The convictions were affirmed on direct appeal, see Miller v. State, No. 34A02-0307-CR-563 (Ind. App. June 8, 2004). Miller then filed a collateral attack, contending that his appellate lawyer furnished ineffective assistance by failing to contest the length of his sentence.* * * The state’s court of appeals eventually concluded that appellate counsel should have raised this issue, but that its omission did not result in prejudice under the standard of Strickland v. Washington, 466 U.S. 668, 694–96 (1984), and equivalent state decisions, which ask whether the petitioner has demonstrated a “reasonable probability” that the outcome of the direct appeal would have been different.
The court observed that the substantive standard for appellate review in Indiana is whether the sentence is “inappropriate in light of the nature of the offense and the character of the offender.” Ind. App. R. 7(B). (Miller does not contend that his sentence violates the Cruel and Unusual Punishments Clause or any other rule of federal law.) After reviewing the evidence, the appellate court held “that Miller has not established that his 120-year aggregate sentence is inappropriate in light of the nature of the offense and the character of the offender.” Miller v. State, 2013 Ind. App. Unpub. LEXIS 377 (Mar. 16, 2013) at *19. [sic. The ILB located this NFP opinion here, it was filed Mar. 26, 2013]
This means that, if Miller’s appellate lawyer had contested the sentence, the argument would have failed on the merits. Because, in the state court’s view, the chance of success was zero, it necessarily followed that Miller had not shown a “reasonable probability” that a better appellate lawyer could have obtained a lower sentence for him. A federal district judge then denied Miller’s petition for a writ of habeas corpus under 28 U.S.C. §2254. Miller v. Zatecky, No. 1:13-cv-913- SEB-TAB (S.D. Ind. Mar. 26, 2015).
Because Indiana addressed on the merits the question whether Miller has established prejudice, we must decide whether the state’s decision “was contrary to, or involved an unreasonable application of, clearly established Federal law, as determined by the Supreme Court of the United States”. 28 U.S.C. §2254(d)(1). * * *
Miller has not shown that the state judiciary made an error of federal law, so he is not entitled to collateral relief. AFFIRMED
ADELMAN, District Judge [ED Wis., sitting by designation], dissenting. [beginning at p. 9 of 25] Because appellate counsel provided ineffective assistance by failing to challenge Michael Miller’s 120-year prison sentence, I would conditionally grant the writ. The majority concludes that Miller fails to show that the state judiciary made any error of federal law in rejecting this claim. For the reasons that follow, I respectfully dissent.

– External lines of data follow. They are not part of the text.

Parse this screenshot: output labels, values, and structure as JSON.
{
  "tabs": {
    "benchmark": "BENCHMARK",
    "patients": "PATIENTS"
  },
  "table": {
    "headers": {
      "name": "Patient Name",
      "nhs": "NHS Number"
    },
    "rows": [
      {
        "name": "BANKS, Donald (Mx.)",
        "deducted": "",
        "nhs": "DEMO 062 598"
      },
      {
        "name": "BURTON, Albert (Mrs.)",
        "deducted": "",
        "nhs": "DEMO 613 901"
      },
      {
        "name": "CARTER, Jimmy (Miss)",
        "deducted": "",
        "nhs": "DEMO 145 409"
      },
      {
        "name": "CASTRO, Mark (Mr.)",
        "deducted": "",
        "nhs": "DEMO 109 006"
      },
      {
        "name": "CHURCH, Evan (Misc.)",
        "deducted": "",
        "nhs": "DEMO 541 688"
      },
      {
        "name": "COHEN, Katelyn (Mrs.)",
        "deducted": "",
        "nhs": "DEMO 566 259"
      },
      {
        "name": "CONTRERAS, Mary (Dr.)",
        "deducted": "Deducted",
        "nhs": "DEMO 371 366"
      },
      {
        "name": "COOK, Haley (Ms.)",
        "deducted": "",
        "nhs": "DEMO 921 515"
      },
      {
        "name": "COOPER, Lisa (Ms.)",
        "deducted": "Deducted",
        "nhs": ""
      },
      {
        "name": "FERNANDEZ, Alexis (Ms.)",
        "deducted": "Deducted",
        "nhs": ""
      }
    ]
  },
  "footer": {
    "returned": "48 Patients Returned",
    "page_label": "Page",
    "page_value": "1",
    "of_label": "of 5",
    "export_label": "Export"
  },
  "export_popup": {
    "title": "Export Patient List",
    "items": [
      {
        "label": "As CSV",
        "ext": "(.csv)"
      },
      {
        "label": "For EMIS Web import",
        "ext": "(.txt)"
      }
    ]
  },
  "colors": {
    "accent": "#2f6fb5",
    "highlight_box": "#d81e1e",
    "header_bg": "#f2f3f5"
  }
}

Posted by Marcia Oddi on April 26, 2016 08:32 PM
Posted to Ind. (7th Cir.) Decisions